WORK INSTRUCTIONS. From the entries, copy out every line in which the word "InventoryActionStatus" is found.

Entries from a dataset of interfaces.

*** Begin section ***

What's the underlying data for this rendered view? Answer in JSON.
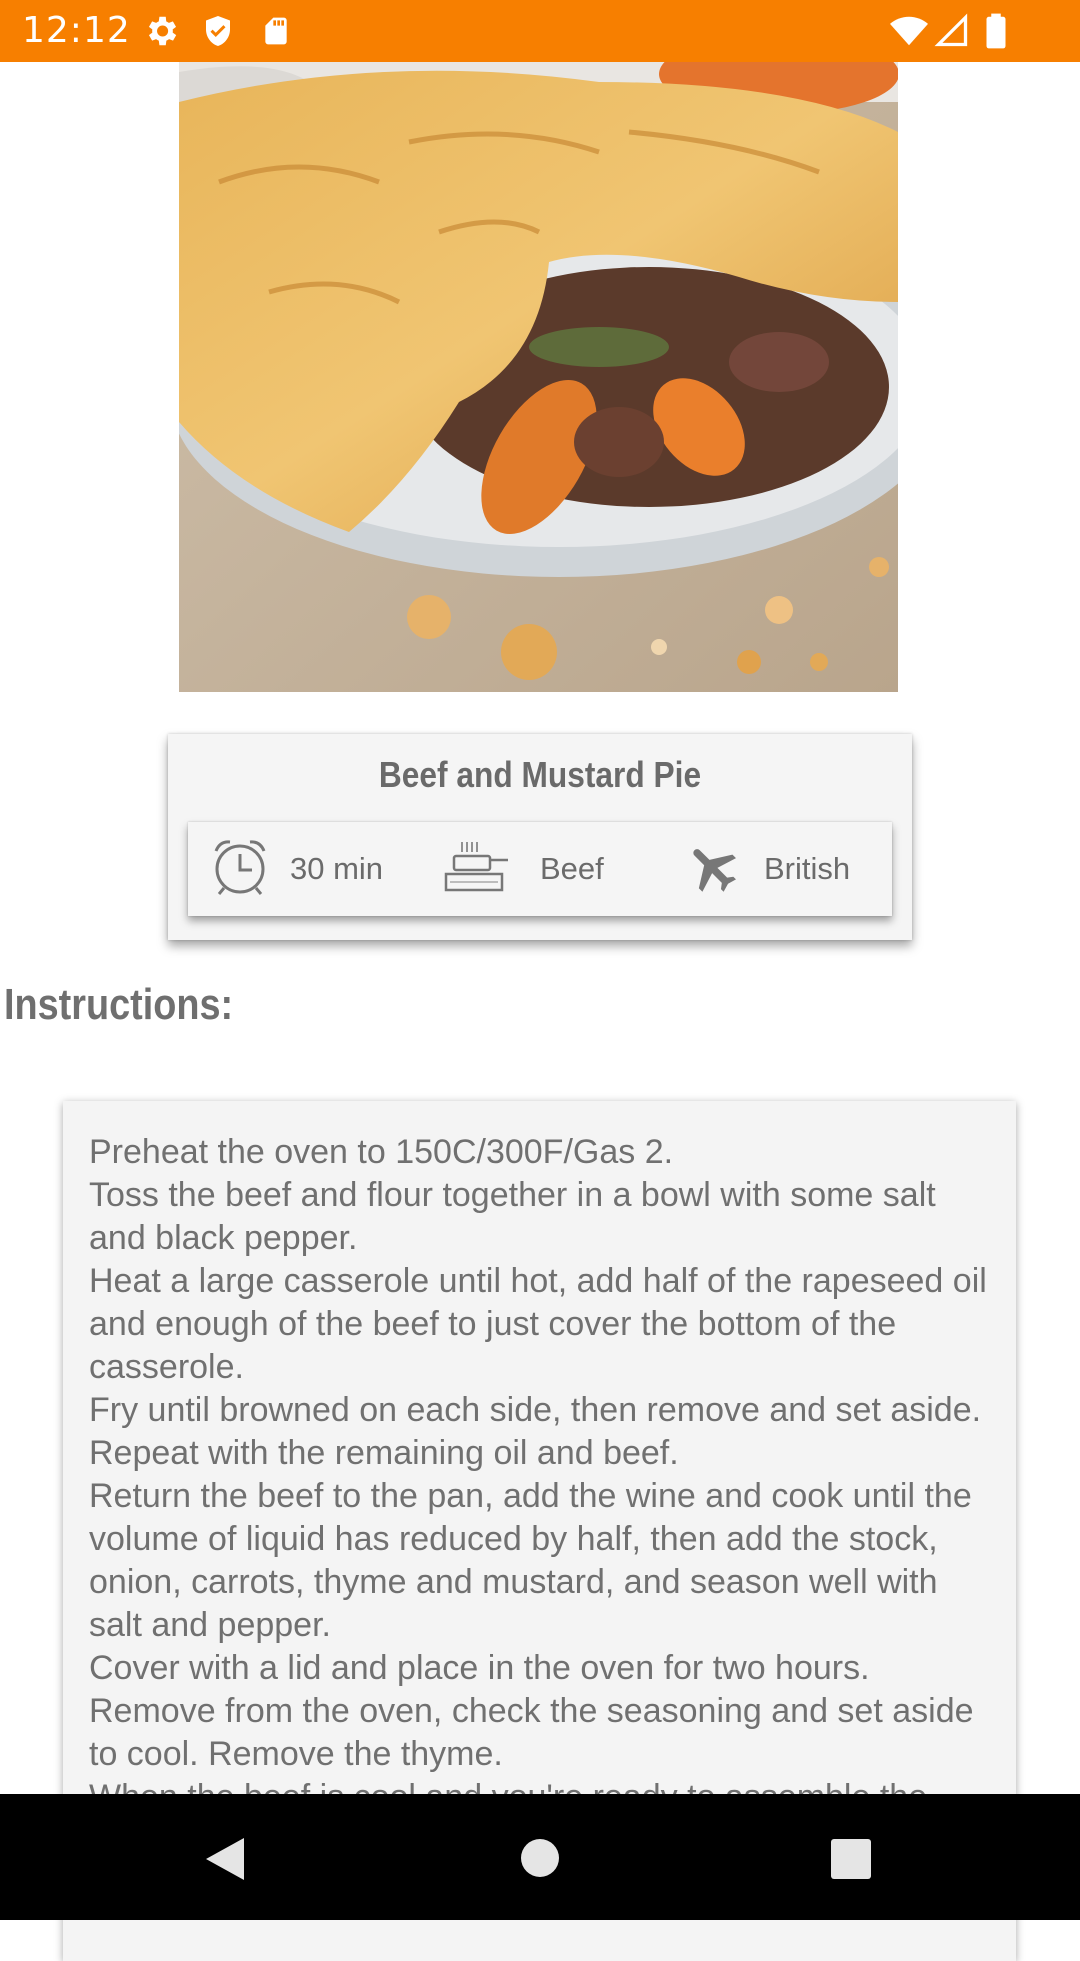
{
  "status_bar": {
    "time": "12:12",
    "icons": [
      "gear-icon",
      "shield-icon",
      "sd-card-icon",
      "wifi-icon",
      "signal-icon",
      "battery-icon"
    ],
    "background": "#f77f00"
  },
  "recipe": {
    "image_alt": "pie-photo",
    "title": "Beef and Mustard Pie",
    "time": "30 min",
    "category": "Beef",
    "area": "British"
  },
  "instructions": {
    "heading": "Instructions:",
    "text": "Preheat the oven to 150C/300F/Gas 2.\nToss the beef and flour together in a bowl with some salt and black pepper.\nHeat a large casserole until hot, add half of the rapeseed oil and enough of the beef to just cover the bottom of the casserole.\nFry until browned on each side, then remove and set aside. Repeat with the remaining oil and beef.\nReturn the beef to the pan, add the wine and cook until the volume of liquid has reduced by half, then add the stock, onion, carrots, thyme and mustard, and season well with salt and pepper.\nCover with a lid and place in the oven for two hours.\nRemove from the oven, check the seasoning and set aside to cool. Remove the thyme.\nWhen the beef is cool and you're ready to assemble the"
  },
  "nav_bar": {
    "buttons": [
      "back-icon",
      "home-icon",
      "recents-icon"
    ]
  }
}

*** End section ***
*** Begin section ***

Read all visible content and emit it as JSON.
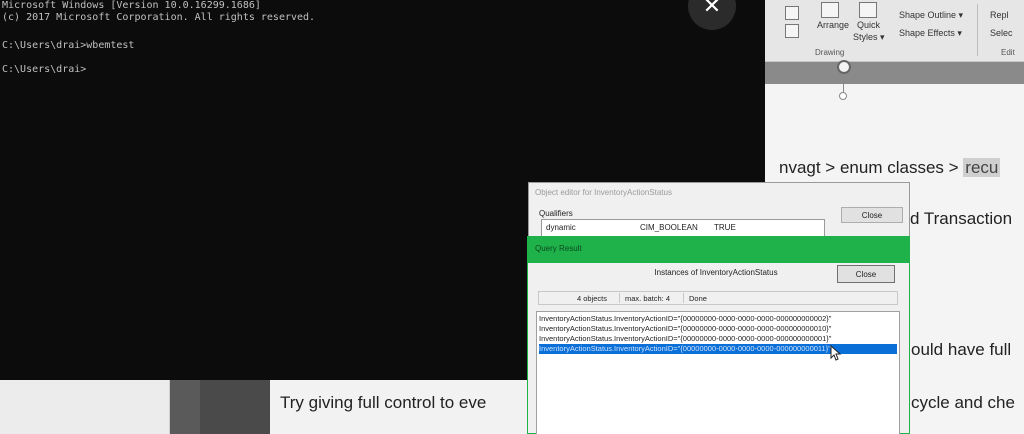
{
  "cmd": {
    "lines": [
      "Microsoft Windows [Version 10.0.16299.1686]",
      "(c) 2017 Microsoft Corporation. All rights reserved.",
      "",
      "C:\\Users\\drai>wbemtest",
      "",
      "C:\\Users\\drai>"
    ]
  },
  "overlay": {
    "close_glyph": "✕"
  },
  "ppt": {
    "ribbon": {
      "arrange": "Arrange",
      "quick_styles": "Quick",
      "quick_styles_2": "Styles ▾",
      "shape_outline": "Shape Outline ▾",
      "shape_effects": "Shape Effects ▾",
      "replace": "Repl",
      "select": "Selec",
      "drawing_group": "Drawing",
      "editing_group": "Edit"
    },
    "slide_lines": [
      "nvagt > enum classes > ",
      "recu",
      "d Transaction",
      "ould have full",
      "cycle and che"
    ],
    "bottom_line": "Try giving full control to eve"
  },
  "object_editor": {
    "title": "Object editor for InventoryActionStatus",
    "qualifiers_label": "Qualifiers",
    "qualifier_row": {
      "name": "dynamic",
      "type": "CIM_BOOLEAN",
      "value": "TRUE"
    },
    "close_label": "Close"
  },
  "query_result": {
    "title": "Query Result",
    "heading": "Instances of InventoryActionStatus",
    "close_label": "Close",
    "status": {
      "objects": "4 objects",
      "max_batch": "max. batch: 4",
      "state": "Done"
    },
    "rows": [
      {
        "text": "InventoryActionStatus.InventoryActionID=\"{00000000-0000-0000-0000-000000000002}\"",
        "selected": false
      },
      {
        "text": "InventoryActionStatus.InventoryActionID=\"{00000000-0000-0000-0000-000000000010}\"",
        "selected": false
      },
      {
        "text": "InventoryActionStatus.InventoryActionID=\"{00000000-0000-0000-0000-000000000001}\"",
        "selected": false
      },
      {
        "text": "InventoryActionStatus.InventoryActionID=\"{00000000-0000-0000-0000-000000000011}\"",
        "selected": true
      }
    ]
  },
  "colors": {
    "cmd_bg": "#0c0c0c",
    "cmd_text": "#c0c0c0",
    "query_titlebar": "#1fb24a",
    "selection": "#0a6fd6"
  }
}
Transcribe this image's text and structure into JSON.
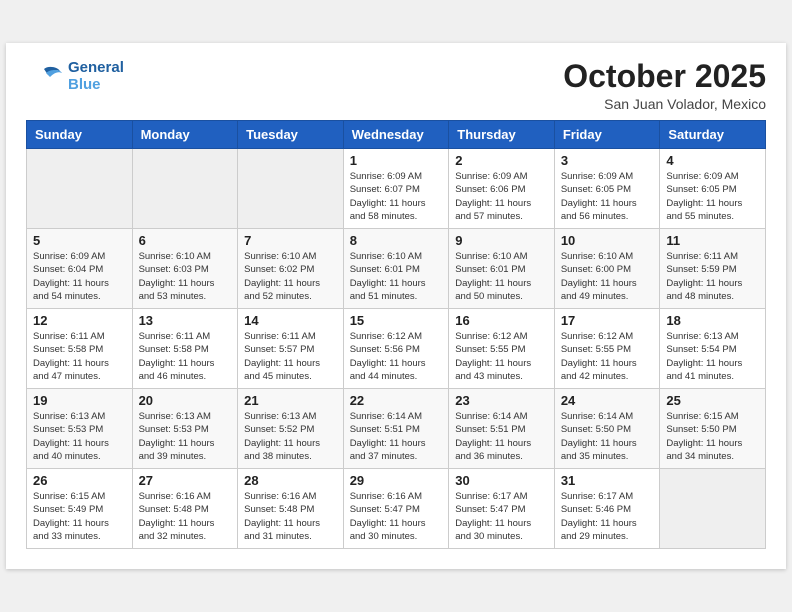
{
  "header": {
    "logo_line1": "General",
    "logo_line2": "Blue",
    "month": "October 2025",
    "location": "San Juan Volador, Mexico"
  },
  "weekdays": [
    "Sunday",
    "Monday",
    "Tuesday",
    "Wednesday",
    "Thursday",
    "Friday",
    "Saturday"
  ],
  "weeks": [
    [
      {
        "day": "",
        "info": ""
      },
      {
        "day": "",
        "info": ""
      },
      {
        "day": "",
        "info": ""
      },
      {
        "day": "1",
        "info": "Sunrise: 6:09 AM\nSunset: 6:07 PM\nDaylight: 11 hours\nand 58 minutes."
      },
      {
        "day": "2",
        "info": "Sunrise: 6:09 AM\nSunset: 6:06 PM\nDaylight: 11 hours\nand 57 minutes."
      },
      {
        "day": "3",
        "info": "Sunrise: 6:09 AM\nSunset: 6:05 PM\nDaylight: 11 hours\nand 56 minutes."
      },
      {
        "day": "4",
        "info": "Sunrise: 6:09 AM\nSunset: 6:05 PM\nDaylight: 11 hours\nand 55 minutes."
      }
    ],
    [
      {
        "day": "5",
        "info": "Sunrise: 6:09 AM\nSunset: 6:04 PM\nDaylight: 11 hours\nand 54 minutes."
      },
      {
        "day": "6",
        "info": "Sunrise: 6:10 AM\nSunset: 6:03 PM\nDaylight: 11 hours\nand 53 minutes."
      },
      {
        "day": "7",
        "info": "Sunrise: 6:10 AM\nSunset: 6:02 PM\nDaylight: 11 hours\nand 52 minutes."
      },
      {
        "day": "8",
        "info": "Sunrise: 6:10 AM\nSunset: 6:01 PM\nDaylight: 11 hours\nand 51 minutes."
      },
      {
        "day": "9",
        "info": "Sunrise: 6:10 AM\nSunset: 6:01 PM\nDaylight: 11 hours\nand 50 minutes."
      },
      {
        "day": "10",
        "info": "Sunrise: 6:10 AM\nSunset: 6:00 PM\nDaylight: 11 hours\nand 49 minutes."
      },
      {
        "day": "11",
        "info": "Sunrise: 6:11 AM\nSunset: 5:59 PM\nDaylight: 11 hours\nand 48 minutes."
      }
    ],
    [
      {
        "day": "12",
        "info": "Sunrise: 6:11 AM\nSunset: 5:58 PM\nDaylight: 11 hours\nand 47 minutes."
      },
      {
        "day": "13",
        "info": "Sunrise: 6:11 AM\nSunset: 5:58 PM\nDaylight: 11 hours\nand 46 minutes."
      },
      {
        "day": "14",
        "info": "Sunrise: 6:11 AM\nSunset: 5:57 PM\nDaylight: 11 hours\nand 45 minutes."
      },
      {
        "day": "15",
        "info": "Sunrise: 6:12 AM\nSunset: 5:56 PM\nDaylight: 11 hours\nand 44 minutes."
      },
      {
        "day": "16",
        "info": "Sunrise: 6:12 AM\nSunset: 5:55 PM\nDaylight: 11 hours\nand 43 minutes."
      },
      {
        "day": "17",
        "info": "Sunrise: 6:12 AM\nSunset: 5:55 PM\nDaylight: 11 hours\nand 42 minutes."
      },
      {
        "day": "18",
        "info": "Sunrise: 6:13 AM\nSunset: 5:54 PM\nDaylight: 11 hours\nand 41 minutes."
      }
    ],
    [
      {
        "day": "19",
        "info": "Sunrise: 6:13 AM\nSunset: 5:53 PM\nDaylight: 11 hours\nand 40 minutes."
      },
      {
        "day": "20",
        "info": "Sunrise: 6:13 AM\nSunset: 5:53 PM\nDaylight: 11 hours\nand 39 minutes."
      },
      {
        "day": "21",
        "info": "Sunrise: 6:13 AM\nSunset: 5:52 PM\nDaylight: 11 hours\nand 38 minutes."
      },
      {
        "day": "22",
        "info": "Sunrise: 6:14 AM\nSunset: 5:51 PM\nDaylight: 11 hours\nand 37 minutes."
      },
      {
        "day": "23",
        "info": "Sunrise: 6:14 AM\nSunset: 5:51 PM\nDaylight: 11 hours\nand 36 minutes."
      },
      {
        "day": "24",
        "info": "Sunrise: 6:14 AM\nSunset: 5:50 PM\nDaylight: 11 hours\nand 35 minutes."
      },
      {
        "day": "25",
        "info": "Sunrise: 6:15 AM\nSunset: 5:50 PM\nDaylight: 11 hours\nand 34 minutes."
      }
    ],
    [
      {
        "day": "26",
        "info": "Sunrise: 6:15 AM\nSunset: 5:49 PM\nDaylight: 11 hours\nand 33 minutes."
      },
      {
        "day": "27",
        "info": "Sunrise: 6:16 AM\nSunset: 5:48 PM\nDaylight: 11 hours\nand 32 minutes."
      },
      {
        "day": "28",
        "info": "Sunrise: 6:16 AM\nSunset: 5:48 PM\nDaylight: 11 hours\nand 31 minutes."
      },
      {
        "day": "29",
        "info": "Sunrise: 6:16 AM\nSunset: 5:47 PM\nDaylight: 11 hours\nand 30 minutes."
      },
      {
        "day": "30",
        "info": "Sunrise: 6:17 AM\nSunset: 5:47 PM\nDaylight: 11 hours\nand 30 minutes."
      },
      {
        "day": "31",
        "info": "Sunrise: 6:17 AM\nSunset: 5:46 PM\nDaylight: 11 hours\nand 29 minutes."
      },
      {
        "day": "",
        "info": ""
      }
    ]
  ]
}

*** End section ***
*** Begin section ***

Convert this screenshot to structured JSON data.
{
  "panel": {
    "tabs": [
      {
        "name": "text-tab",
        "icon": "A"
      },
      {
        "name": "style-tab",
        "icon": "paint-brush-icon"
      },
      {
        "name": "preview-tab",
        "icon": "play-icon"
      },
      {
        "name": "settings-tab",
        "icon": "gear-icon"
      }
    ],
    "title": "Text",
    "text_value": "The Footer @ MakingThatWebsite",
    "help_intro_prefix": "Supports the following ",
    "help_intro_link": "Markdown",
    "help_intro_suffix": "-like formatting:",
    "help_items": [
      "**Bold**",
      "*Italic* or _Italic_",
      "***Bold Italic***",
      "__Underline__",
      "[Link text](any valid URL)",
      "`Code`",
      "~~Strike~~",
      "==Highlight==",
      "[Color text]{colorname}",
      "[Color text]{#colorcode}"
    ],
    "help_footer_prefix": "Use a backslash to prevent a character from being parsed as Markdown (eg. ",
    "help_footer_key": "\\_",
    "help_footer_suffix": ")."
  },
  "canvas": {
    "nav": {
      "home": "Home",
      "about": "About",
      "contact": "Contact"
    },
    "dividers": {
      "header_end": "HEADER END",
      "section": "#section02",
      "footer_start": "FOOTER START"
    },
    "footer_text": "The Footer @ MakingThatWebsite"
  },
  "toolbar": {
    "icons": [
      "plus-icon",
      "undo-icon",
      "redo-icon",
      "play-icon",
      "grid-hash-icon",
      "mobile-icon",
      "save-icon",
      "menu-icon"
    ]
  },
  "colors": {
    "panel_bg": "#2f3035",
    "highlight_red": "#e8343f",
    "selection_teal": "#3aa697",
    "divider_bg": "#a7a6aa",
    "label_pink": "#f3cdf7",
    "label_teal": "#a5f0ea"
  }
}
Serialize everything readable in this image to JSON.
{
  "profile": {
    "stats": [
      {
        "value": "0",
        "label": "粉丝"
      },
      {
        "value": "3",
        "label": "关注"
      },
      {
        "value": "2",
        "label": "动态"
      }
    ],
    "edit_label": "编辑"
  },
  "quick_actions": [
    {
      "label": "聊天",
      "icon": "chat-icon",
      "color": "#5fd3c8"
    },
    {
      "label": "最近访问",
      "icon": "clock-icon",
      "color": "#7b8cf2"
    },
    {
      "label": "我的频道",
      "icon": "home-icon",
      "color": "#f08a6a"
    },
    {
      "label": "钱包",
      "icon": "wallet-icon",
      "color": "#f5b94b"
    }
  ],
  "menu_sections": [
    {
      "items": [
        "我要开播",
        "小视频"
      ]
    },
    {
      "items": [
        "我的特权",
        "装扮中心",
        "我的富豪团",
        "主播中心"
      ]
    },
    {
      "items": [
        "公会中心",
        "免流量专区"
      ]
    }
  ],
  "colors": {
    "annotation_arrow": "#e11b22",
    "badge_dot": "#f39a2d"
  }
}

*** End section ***

RESULT.
    "title": "Object editor for InventoryActionStatus",
    "heading": "Instances of InventoryActionStatus",
        "text": "InventoryActionStatus.InventoryActionID=\"{00000000-0000-0000-0000-000000000002}\"",
        "text": "InventoryActionStatus.InventoryActionID=\"{00000000-0000-0000-0000-000000000010}\"",
        "text": "InventoryActionStatus.InventoryActionID=\"{00000000-0000-0000-0000-000000000001}\"",
        "text": "InventoryActionStatus.InventoryActionID=\"{00000000-0000-0000-0000-000000000011}\"",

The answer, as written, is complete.